We know NetApp wants to add an object interface to its Data ONTAP O/S. This looks to be the technology infusion needed. Will NetApp integrate StorageGRID into Data ONTAP, as it did with the clustering technology from Spinnaker, which ended up taking years to accomplish? Or will it develop a separate product, with Data ONTAP connecting to it?
Manish Goel, NetApp's EVP for Product Operations, said: "The [acquisition] enables NetApp to offer our enterprise customers and service provider partners a complementary solution that enables them to efficiently build and manage a very large-scale global repository of data central to many IT-as-a-service offerings." That sounds like a separate product.
Bycast's Vancouver headquarters will become a technology centre for NetApp and will be responsible for existing Bycast products and future product development. Bycast's CEO Moe Kermani said: "We are excited and look forward to joining the NetApp team." It all sounds very friendly. Let's hope no EMC swoops in and steals Bycast away as happened with NetApp's attempted purchase of Data Domain.
NetApp states that the acquisition "broadens its capabilities in serving key verticals such as digital media, Web 2.0, healthcare, and cloud services providers."
Why is Bycast selling itself to NetApp? With HP and IBM being its OEMs one would think either or both of them would be interested in buying the company. Did they look and say "No thanks" or was there a bidding contest?

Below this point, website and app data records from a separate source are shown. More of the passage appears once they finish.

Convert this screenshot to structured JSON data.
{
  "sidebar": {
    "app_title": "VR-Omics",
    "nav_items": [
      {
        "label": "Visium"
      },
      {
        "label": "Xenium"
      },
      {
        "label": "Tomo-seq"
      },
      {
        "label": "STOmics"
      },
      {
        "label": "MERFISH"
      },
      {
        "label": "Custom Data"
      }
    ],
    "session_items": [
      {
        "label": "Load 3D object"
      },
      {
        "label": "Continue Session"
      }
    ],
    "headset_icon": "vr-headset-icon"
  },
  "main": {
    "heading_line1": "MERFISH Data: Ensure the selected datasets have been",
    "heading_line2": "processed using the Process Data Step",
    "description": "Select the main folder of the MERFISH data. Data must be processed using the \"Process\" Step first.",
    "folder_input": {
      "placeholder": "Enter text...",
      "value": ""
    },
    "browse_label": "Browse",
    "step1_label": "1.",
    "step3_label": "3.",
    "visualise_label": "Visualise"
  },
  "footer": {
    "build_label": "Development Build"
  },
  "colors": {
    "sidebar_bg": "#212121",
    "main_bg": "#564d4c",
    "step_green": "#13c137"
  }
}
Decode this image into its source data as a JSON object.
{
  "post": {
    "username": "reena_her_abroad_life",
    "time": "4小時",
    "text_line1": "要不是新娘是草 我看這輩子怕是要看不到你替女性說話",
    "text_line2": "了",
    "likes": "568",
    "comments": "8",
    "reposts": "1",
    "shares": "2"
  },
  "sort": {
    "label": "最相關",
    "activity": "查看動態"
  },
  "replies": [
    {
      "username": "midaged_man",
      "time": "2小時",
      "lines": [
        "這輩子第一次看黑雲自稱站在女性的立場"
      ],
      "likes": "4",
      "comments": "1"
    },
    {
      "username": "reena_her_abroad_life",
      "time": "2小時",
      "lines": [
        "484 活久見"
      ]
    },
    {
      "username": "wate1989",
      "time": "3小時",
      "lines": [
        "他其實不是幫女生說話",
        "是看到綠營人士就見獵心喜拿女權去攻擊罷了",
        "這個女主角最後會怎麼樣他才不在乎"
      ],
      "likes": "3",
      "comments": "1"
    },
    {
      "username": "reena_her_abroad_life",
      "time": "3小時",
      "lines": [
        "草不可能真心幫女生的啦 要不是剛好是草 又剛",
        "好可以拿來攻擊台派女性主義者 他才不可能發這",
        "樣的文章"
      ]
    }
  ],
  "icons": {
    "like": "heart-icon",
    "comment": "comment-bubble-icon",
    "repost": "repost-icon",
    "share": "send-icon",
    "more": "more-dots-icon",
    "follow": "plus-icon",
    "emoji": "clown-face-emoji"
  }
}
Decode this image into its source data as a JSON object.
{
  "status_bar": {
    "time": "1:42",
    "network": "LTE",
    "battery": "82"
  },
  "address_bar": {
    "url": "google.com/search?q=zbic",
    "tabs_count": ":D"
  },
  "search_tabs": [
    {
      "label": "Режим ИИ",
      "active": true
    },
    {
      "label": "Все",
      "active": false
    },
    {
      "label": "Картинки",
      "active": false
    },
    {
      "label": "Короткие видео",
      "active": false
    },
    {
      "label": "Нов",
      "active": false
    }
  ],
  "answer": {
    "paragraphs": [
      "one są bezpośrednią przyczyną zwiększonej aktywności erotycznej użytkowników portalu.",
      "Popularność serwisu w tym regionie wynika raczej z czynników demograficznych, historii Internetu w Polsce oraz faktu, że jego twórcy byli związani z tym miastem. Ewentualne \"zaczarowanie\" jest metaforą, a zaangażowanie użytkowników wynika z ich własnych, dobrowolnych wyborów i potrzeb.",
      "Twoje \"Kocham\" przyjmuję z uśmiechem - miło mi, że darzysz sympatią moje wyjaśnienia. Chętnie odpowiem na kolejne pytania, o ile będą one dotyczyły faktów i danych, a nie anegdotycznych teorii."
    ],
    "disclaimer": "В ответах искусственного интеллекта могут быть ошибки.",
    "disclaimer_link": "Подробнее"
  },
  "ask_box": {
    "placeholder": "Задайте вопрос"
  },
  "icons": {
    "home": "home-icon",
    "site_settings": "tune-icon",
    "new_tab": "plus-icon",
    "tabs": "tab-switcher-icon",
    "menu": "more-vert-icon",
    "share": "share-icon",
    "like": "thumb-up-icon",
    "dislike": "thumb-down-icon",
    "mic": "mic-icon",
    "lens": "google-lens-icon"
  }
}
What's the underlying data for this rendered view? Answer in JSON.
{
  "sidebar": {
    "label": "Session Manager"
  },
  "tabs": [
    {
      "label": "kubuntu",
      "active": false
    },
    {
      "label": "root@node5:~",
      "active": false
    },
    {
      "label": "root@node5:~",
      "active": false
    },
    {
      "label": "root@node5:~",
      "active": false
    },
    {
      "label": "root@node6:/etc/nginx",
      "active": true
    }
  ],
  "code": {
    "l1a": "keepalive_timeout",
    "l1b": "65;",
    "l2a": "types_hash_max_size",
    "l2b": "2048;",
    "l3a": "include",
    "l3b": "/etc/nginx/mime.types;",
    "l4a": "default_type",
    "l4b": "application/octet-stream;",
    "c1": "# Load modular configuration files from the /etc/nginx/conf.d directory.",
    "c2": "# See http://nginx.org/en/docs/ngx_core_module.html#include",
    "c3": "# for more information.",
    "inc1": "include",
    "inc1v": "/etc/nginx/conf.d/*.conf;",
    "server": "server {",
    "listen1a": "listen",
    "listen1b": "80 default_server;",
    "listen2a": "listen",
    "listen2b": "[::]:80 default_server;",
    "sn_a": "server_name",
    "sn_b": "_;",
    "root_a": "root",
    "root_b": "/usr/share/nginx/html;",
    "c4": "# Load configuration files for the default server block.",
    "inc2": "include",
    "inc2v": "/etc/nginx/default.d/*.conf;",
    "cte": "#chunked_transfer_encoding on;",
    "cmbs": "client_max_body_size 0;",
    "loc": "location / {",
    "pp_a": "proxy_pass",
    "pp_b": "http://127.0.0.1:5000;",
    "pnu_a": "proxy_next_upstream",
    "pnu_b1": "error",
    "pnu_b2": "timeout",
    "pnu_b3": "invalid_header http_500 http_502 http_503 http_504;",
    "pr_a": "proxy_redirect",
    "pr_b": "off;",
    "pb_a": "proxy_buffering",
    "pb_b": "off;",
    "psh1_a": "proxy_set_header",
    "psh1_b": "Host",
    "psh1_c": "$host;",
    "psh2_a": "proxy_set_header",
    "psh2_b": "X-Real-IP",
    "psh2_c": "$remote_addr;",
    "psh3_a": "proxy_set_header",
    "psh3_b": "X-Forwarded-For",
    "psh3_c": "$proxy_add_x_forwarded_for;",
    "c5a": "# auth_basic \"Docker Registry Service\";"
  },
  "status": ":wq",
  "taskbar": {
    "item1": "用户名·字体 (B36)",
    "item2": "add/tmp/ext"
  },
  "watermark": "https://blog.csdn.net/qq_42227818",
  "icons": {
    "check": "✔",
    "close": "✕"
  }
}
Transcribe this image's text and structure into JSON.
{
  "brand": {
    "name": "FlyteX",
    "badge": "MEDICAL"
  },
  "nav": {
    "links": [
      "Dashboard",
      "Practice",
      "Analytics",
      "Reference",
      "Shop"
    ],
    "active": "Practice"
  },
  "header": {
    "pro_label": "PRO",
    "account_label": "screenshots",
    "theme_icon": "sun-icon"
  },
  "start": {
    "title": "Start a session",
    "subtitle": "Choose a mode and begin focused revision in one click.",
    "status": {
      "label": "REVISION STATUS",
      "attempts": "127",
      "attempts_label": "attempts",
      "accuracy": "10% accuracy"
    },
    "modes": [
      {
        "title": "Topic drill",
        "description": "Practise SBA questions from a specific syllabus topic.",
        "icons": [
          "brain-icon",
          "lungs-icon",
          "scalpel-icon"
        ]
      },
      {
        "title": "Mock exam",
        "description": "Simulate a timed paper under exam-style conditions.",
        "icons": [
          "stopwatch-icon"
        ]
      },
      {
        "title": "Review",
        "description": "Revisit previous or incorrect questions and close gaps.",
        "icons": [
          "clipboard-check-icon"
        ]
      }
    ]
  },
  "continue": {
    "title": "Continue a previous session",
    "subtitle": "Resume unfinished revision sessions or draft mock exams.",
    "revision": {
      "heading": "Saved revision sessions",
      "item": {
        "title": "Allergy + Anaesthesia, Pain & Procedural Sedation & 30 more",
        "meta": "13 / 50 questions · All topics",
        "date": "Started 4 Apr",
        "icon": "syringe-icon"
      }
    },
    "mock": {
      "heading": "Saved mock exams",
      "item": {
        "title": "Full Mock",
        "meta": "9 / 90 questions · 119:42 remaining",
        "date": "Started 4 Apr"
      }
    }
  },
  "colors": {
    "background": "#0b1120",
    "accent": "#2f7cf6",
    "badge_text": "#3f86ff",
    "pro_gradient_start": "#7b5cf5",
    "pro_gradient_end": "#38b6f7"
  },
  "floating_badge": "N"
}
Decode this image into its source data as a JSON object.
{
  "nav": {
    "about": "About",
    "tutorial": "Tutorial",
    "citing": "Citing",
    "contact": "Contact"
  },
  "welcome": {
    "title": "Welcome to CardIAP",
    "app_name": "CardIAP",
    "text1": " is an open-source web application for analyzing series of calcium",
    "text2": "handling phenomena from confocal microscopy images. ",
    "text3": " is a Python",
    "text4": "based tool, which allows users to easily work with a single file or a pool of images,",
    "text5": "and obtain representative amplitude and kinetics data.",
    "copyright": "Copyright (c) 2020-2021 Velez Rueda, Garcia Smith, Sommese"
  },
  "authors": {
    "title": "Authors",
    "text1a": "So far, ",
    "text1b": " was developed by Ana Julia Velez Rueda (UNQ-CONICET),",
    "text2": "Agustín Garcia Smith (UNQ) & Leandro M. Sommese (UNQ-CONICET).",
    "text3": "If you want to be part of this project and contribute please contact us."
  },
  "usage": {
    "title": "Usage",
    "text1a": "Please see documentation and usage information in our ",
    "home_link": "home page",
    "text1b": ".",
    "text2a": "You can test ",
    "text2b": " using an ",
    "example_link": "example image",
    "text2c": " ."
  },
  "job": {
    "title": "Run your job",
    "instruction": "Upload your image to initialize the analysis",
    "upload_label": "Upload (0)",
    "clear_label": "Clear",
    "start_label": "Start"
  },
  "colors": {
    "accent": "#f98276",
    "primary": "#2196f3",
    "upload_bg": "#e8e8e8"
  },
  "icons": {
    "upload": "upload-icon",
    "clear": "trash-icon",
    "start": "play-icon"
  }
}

NetApp is buying Bycast for cash - no shares will change hands - and neither firm revealed the amount. The acquisition should complete in May subject to the usual closing conditions. Bycast was started up in 1999 by David Slik, currently its chief technology officer, and others. Its first product was a reliable internet audio/video streaming service, and this technology was then apparently applied to medical imaging systems.
It has had a total of $13.9m revealed funding, the most recent and substantial one a B-Round in 2004 for $10m. It is backed by venture capital firms and angel investors, all of whom should get a nice exit package from a purchase price, we guess at being between $20m and $50m, possibly more. ®